From a critical angle, Connecting with my Past is an excellent book but it is not perfect. The aim of every responsible writer is to attain excellence, not perfection, which is God’s exclusive preserve. The book appears to have been written in a hurry, perhaps to meet a self-imposed deadline, especially with reference to some infelicities bordering on mechanics some of which are evident in the cited extracts. The tone with which two or so accounts were also presented could be moderated because blood is thicker than water and having ‘frienemies’ is natural or automatic for anybody who is somebody like him to have in abundance.


Generally, Usman Akanbi’s autobiography plus is a compelling read that takes a reader through a life of struggle with contending forces at home in Ilorin and at other places like Lagos, Port-Harcourt, Kano, Minna and Ibadan where the author schooled or resided at one time or another. It is a veritable source of inspiration to the youth in particular and the readers in general that the journey of life is not a walk in the park but a sail through the storms and that with a sense of purpose and determination, one can rise above one’s limitations and challenges.

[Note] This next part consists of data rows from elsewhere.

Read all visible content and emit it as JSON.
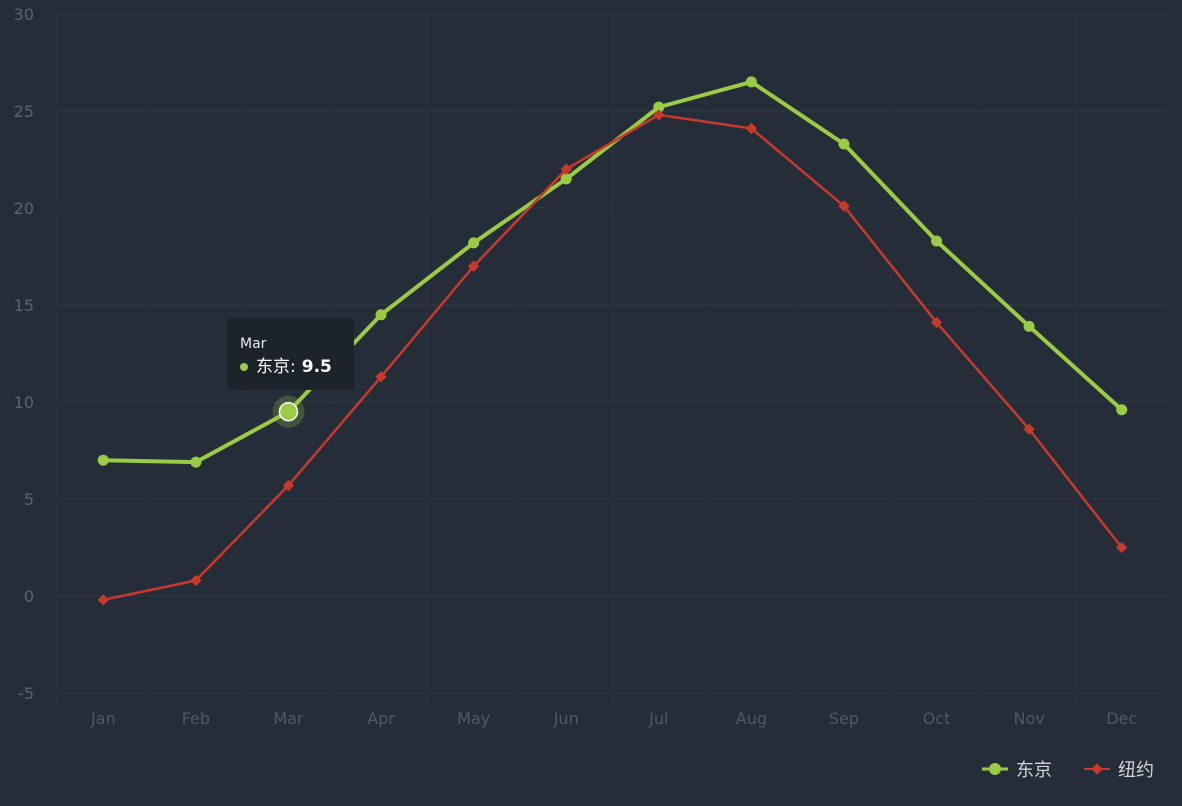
{
  "chart_data": {
    "type": "line",
    "categories": [
      "Jan",
      "Feb",
      "Mar",
      "Apr",
      "May",
      "Jun",
      "Jul",
      "Aug",
      "Sep",
      "Oct",
      "Nov",
      "Dec"
    ],
    "series": [
      {
        "name": "东京",
        "color": "#99cc44",
        "marker": "circle",
        "values": [
          7.0,
          6.9,
          9.5,
          14.5,
          18.2,
          21.5,
          25.2,
          26.5,
          23.3,
          18.3,
          13.9,
          9.6
        ]
      },
      {
        "name": "纽约",
        "color": "#c8392b",
        "marker": "diamond",
        "values": [
          -0.2,
          0.8,
          5.7,
          11.3,
          17.0,
          22.0,
          24.8,
          24.1,
          20.1,
          14.1,
          8.6,
          2.5
        ]
      }
    ],
    "ylim": [
      -5,
      30
    ],
    "yticks": [
      -5,
      0,
      5,
      10,
      15,
      20,
      25,
      30
    ],
    "grid": true,
    "legend_position": "bottom-right"
  },
  "tooltip": {
    "title": "Mar",
    "series_name": "东京",
    "value": "9.5",
    "color": "#99cc44"
  },
  "legend": [
    {
      "name": "东京",
      "color": "#99cc44",
      "marker": "circle"
    },
    {
      "name": "纽约",
      "color": "#c8392b",
      "marker": "diamond"
    }
  ]
}
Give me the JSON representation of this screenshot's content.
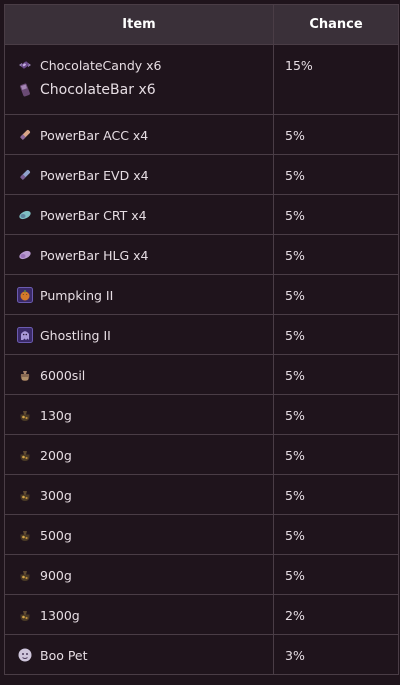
{
  "table": {
    "headers": {
      "item": "Item",
      "chance": "Chance"
    },
    "rows": [
      {
        "items": [
          {
            "name": "ChocolateCandy x6",
            "icon": "chocolate-candy-icon"
          },
          {
            "name": "ChocolateBar x6",
            "icon": "chocolate-bar-icon"
          }
        ],
        "chance": "15%"
      },
      {
        "items": [
          {
            "name": "PowerBar ACC x4",
            "icon": "powerbar-acc-icon"
          }
        ],
        "chance": "5%"
      },
      {
        "items": [
          {
            "name": "PowerBar EVD x4",
            "icon": "powerbar-evd-icon"
          }
        ],
        "chance": "5%"
      },
      {
        "items": [
          {
            "name": "PowerBar CRT x4",
            "icon": "powerbar-crt-icon"
          }
        ],
        "chance": "5%"
      },
      {
        "items": [
          {
            "name": "PowerBar HLG x4",
            "icon": "powerbar-hlg-icon"
          }
        ],
        "chance": "5%"
      },
      {
        "items": [
          {
            "name": "Pumpking II",
            "icon": "pumpking-icon"
          }
        ],
        "chance": "5%"
      },
      {
        "items": [
          {
            "name": "Ghostling II",
            "icon": "ghostling-icon"
          }
        ],
        "chance": "5%"
      },
      {
        "items": [
          {
            "name": "6000sil",
            "icon": "silver-bag-icon"
          }
        ],
        "chance": "5%"
      },
      {
        "items": [
          {
            "name": "130g",
            "icon": "gold-pouch-icon"
          }
        ],
        "chance": "5%"
      },
      {
        "items": [
          {
            "name": "200g",
            "icon": "gold-pouch-icon"
          }
        ],
        "chance": "5%"
      },
      {
        "items": [
          {
            "name": "300g",
            "icon": "gold-pouch-icon"
          }
        ],
        "chance": "5%"
      },
      {
        "items": [
          {
            "name": "500g",
            "icon": "gold-pouch-icon"
          }
        ],
        "chance": "5%"
      },
      {
        "items": [
          {
            "name": "900g",
            "icon": "gold-pouch-icon"
          }
        ],
        "chance": "5%"
      },
      {
        "items": [
          {
            "name": "1300g",
            "icon": "gold-pouch-icon"
          }
        ],
        "chance": "2%"
      },
      {
        "items": [
          {
            "name": "Boo Pet",
            "icon": "boo-pet-icon"
          }
        ],
        "chance": "3%"
      }
    ]
  },
  "colors": {
    "background": "#1f141c",
    "header_bg": "#3a3039",
    "border": "#4a3d46",
    "text": "#e6dde3"
  }
}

Undoubtedly, Connecting with my Past is a sound and resounding testament to the author’s Chomskyan true education. It clearly shows that the author knows his onions and understands many things, including the scriptures of Islam and Christianity, the quotes from which garnish the book, among other quotes, and he also understands where to “proceed independently” and “deal with the challenges that the world” presents before him. The implication for us is that just as true or balanced education has made him succeed in overcoming obstacles, surmounting challenges, making new beginnings and thriving ultimately in the ongoing journey of life, anyone can also succeed if they also strive as success is not accidental.

Based on its vast merits as a confluence of rich ideas and crucial information about diverse areas of life in a world that is constantly evolving, Connecting with my Past is definitely a book that is worth reading again and again. It is of historical relevance, social importance, political significance, cultural value and personal development. It transcends the confines of just another personal story as it has the potential to change the perspective of viewing and adjusting to life generally. The youth especially will find the pearls in it useful in ornamenting their life through appreciating that true or balanced education is the summun bonum of life.



Adedimeji, M. A. (2020). Fostering Functional Education System for Peaceful Co-            existence in Nigeria: Islamic and Western Perspectives. In Jimba, M. M., M. A.        Adedimeji, M. A. Lawal and M. S. Abdullahi (2020) (eds.) Language and             Religion for    National Development: A Festschrift for Prof. A. G. A. S. Oladosu. pp.   127 – 137.      Ilorin: Department of Arts Education, University of Ilorin.